**ACTION ITEM:** Wherever the string "النوافذ" turns up in the data, copy the whole line.

**ENTRIES SHOWN:**
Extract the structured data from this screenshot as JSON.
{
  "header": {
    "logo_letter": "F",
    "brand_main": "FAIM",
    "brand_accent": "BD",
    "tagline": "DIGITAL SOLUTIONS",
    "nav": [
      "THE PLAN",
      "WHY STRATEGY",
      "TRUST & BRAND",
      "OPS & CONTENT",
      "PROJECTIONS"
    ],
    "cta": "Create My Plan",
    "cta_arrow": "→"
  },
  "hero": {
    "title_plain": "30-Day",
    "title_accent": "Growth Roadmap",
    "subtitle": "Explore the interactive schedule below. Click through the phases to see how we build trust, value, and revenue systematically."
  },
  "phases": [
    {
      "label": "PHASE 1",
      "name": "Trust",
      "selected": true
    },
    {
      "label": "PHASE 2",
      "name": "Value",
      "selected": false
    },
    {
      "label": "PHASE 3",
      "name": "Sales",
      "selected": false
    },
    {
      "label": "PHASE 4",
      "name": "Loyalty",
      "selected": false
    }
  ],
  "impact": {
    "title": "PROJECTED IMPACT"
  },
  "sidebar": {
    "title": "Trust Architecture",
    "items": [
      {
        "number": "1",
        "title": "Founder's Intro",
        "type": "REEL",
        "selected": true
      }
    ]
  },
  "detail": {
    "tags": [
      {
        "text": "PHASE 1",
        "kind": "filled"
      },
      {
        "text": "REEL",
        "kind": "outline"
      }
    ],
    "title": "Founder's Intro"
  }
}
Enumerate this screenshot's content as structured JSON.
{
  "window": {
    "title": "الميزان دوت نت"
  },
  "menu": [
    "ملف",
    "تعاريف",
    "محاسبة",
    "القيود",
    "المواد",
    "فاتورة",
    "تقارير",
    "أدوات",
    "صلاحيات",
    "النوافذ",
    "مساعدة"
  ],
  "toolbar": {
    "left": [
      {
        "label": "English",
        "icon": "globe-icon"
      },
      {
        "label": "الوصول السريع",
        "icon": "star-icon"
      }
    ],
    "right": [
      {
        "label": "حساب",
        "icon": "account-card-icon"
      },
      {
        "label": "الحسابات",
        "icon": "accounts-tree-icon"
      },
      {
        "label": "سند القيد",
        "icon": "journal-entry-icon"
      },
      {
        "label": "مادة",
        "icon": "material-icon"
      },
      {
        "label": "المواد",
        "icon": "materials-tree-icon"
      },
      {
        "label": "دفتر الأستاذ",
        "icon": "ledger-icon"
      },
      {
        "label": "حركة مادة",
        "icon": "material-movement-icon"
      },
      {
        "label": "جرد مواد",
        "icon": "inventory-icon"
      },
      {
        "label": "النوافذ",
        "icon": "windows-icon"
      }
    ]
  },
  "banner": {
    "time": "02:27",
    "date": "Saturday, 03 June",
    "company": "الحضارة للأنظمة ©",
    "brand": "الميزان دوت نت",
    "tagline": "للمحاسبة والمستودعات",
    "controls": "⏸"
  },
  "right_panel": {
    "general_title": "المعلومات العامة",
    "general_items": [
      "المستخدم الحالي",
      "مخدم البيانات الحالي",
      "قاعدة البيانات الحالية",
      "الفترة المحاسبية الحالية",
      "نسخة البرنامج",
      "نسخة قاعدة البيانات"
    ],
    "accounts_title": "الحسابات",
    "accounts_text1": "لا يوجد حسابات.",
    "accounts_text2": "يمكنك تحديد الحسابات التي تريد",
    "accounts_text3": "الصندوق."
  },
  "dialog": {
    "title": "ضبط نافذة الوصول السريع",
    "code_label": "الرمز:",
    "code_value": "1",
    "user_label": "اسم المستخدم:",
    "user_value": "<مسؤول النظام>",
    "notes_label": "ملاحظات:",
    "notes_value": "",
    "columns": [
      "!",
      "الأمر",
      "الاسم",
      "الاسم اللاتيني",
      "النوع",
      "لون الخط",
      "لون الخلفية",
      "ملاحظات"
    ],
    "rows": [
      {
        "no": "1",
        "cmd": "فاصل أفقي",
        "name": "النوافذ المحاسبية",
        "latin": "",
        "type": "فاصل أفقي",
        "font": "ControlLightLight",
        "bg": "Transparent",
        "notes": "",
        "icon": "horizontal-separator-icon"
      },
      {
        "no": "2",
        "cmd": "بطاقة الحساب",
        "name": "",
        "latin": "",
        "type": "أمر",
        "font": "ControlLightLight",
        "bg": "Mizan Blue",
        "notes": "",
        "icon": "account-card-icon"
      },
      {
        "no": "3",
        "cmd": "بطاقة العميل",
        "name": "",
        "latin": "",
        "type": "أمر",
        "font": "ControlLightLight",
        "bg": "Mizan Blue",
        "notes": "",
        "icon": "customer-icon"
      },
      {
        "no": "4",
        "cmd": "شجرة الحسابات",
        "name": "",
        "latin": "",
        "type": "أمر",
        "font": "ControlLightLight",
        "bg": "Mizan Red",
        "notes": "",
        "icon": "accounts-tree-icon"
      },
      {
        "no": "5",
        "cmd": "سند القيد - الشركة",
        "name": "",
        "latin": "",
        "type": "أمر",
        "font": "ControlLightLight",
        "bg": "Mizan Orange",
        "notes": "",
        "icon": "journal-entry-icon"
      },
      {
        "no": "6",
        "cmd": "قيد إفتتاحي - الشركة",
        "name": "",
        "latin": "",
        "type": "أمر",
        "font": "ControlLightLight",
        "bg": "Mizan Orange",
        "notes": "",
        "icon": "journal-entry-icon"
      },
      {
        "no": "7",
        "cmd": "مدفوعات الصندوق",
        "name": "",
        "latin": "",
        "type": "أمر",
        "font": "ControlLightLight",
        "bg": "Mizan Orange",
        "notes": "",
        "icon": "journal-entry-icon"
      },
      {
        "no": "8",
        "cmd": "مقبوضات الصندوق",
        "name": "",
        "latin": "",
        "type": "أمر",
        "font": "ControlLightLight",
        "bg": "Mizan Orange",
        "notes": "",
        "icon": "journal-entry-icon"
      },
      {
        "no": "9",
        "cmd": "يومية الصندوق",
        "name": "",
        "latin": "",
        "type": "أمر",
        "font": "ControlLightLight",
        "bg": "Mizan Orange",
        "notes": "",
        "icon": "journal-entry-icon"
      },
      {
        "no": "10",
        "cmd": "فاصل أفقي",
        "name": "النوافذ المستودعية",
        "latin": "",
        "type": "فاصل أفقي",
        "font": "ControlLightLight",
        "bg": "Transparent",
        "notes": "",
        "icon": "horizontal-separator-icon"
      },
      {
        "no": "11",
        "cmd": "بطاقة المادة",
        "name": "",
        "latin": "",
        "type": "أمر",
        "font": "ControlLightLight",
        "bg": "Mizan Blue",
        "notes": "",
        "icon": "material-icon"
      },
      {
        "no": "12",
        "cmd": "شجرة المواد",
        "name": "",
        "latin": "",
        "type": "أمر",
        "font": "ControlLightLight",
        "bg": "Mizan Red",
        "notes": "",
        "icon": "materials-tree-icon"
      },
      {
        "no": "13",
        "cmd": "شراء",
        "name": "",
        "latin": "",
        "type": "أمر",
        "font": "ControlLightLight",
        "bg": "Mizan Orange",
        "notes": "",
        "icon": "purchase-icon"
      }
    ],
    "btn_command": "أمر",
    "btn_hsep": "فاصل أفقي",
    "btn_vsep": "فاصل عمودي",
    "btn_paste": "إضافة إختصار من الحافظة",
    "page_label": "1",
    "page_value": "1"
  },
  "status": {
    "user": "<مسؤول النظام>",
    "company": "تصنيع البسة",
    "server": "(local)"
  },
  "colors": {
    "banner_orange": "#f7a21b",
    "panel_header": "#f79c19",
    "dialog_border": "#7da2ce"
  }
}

**ANSWER TO THE EXERCISE:**
    "النوافذ",
        "label": "النوافذ",
        "name": "النوافذ المحاسبية",
        "name": "النوافذ المستودعية",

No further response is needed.